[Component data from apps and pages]
.....
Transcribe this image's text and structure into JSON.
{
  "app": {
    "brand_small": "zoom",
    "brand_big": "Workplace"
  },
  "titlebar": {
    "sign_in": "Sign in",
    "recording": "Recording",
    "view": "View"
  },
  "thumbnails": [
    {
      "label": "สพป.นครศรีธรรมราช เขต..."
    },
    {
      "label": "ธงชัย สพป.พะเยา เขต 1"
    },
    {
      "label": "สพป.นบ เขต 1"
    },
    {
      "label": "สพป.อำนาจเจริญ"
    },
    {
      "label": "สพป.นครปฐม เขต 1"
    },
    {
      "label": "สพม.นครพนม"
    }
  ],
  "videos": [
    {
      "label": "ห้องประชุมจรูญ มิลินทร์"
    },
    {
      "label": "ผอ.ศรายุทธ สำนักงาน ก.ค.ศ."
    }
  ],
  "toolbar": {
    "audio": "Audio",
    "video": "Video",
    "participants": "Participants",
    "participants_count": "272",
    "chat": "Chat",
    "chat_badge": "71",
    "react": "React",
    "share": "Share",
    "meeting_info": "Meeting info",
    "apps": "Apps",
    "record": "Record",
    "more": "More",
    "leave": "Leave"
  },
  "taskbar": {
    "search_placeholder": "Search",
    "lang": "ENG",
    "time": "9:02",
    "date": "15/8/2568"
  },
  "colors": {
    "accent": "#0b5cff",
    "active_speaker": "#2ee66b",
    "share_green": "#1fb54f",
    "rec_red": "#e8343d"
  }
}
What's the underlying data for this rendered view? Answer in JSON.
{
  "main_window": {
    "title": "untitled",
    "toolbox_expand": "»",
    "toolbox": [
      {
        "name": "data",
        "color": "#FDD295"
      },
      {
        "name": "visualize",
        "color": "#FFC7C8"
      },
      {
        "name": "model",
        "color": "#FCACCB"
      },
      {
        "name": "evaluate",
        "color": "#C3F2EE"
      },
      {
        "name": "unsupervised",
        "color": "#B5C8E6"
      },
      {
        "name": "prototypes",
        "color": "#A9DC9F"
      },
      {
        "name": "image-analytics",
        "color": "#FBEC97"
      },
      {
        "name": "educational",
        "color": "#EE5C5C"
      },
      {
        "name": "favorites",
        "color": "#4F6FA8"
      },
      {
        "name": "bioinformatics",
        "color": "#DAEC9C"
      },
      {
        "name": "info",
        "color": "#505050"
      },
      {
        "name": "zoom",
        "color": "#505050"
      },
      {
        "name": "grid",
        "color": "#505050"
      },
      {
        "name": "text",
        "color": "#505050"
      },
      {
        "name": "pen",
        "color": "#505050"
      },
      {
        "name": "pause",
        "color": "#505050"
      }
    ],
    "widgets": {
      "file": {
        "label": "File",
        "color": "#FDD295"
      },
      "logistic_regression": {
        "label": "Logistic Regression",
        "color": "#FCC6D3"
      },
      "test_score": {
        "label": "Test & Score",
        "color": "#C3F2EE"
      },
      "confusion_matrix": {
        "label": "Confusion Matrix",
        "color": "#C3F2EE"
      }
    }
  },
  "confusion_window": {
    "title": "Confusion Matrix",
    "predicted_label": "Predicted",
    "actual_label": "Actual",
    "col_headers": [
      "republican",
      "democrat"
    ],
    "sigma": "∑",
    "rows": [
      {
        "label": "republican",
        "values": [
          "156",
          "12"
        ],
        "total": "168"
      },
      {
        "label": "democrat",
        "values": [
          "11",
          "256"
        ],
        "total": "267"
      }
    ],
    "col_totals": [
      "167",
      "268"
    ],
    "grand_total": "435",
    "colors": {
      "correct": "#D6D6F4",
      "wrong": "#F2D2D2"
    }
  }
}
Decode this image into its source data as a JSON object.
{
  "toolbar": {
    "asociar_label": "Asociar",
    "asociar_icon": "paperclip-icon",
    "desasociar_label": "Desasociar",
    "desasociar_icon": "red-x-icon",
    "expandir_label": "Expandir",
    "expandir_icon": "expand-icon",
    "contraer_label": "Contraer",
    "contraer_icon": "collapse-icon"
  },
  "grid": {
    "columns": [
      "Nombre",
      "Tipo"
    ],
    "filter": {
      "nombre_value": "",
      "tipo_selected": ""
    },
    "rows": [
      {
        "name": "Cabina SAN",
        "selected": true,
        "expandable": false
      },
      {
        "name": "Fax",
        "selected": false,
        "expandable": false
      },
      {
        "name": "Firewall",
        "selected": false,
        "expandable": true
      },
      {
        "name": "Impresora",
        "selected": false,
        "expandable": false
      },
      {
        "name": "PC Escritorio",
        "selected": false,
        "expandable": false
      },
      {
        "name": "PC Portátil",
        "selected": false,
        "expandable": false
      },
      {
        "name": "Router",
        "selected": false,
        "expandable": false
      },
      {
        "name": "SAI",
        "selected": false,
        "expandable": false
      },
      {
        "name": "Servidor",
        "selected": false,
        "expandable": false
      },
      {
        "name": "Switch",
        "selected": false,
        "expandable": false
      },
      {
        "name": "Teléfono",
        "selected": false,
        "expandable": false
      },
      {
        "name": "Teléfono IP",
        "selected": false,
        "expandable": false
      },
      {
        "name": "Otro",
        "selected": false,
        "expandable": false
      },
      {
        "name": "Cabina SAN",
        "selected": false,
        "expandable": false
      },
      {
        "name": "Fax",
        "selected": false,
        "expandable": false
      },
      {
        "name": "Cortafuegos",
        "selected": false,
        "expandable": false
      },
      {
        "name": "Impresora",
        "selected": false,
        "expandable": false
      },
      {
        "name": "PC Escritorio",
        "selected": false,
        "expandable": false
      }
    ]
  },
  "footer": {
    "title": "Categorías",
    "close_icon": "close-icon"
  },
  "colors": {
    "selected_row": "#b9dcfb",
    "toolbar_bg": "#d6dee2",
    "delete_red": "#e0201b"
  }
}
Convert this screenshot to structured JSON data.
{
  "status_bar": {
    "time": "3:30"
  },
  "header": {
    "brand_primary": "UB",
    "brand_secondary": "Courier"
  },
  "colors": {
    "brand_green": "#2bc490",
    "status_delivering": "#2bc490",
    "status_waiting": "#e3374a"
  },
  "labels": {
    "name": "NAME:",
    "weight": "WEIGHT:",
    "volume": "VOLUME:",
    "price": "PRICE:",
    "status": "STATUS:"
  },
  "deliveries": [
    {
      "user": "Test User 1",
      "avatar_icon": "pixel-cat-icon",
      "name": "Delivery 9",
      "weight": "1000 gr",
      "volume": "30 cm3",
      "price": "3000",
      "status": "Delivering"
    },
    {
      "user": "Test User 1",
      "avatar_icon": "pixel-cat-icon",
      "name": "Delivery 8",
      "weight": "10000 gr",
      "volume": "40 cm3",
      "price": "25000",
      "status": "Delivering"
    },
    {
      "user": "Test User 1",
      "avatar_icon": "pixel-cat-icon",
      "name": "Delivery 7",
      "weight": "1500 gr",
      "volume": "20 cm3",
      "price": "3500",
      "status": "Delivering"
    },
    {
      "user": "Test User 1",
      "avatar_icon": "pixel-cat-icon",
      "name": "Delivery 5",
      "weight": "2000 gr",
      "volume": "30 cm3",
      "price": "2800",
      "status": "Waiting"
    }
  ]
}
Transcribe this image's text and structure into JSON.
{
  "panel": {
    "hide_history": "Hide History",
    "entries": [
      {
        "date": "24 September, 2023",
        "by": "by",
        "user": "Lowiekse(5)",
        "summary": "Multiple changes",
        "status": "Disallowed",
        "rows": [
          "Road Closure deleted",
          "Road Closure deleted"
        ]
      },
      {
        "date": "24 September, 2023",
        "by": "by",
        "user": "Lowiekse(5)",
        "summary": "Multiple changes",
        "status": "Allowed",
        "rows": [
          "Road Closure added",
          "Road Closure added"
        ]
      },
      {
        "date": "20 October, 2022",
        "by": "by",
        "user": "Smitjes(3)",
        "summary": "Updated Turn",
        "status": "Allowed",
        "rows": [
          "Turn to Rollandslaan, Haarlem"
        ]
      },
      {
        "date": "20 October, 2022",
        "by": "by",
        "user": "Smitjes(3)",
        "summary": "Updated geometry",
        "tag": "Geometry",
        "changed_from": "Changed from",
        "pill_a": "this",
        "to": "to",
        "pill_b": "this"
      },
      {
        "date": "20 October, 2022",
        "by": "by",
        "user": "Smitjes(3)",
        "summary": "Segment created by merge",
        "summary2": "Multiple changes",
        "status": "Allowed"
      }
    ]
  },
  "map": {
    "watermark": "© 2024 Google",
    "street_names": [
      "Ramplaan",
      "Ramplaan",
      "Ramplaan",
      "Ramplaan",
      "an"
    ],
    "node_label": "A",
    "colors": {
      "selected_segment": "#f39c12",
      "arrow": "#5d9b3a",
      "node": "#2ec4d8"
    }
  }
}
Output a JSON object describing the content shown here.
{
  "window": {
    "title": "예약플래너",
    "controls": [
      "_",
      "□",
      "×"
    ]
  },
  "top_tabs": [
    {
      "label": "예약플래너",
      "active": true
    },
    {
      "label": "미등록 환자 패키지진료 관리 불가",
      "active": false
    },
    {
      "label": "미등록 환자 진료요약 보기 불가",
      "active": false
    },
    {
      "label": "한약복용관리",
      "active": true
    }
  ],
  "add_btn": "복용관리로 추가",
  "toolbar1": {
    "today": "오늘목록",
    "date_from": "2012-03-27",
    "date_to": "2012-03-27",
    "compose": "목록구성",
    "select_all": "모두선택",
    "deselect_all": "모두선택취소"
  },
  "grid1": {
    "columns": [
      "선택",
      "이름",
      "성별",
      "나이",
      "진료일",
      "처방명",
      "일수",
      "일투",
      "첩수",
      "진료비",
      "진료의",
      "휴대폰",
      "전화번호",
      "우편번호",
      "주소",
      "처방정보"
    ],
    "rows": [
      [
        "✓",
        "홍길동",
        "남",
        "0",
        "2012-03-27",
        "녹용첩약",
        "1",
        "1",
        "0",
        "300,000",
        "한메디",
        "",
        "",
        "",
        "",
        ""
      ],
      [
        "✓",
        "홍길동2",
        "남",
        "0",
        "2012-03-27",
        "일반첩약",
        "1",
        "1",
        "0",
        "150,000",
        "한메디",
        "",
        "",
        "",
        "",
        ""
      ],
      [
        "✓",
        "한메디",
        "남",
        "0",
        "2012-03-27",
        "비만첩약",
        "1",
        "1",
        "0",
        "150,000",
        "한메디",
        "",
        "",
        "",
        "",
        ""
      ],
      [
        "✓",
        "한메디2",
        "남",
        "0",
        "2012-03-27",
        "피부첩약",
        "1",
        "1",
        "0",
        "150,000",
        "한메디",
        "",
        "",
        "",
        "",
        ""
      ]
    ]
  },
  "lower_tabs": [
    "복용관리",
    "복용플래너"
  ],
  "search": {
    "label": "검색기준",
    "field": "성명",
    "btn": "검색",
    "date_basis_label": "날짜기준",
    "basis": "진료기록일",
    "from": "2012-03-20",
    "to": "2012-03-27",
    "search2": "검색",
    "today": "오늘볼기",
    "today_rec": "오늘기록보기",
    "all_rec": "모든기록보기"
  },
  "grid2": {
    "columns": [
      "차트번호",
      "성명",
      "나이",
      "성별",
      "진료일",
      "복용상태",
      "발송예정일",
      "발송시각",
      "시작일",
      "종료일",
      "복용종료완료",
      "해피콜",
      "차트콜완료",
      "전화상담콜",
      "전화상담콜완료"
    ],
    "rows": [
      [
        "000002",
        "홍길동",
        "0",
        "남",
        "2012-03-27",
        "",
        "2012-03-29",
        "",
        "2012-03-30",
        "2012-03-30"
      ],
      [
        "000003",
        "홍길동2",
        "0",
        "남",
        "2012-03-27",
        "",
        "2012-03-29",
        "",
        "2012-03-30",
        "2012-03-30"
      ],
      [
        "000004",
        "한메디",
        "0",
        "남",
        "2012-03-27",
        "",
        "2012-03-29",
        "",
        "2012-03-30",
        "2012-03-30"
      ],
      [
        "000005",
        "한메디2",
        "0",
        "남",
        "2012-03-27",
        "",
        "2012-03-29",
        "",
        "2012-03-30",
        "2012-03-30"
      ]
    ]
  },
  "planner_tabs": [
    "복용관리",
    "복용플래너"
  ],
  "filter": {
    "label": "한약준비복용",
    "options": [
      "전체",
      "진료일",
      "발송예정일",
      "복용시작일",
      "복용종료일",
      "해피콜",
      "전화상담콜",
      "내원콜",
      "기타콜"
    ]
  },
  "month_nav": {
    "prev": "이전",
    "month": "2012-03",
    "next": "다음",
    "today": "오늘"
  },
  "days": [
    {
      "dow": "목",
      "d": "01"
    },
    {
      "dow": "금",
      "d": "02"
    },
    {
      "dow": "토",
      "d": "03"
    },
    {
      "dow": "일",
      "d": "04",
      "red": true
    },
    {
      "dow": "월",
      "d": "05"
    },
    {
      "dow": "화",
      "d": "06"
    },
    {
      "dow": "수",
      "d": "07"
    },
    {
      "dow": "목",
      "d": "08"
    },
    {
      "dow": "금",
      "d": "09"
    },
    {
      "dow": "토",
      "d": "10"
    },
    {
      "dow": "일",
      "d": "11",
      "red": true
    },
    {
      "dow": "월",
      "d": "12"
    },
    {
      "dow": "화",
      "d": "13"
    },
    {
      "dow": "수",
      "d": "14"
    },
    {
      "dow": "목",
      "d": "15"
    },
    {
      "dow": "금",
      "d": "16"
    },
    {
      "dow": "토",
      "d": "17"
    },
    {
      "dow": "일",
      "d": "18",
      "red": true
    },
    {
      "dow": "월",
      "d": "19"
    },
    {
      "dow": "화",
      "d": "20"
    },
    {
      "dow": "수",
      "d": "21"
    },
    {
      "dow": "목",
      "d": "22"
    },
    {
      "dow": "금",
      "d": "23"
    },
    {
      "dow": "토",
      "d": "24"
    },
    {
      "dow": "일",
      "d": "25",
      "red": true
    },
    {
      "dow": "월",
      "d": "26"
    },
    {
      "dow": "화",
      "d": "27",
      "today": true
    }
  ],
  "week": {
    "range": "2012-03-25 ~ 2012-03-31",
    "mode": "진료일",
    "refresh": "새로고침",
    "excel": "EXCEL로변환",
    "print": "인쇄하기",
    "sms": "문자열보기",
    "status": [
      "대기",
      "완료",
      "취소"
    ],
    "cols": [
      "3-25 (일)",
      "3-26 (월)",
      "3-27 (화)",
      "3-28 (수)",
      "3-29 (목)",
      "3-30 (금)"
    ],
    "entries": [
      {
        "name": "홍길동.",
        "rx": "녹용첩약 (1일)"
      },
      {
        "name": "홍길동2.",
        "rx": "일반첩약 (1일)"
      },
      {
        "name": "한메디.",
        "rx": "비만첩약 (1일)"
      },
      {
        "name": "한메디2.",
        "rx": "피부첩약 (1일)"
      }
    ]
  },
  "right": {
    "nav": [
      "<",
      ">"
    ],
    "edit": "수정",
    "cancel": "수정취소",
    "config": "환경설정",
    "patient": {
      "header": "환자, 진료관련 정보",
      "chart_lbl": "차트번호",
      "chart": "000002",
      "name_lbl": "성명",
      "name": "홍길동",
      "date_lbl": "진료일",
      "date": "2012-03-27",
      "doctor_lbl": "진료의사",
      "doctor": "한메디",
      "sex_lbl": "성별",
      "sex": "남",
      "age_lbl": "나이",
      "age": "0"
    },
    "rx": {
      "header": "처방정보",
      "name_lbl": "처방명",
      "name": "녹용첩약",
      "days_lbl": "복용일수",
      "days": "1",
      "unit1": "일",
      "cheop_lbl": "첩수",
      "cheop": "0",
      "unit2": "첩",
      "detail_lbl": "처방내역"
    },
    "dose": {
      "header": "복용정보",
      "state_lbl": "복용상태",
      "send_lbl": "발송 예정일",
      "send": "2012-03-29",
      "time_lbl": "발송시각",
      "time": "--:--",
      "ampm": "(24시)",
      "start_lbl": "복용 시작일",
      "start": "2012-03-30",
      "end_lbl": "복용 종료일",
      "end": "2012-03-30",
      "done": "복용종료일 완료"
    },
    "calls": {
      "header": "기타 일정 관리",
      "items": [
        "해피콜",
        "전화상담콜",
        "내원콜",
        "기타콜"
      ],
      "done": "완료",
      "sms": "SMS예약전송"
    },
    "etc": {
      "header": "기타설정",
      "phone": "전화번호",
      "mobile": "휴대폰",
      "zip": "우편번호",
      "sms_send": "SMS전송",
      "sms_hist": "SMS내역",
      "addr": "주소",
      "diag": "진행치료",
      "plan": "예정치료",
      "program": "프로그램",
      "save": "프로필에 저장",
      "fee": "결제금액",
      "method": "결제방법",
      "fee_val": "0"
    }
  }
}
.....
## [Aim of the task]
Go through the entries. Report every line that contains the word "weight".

## [Answer for the task]
    "weight": "WEIGHT:",
      "weight": "1000 gr",
      "weight": "10000 gr",
      "weight": "1500 gr",
      "weight": "2000 gr",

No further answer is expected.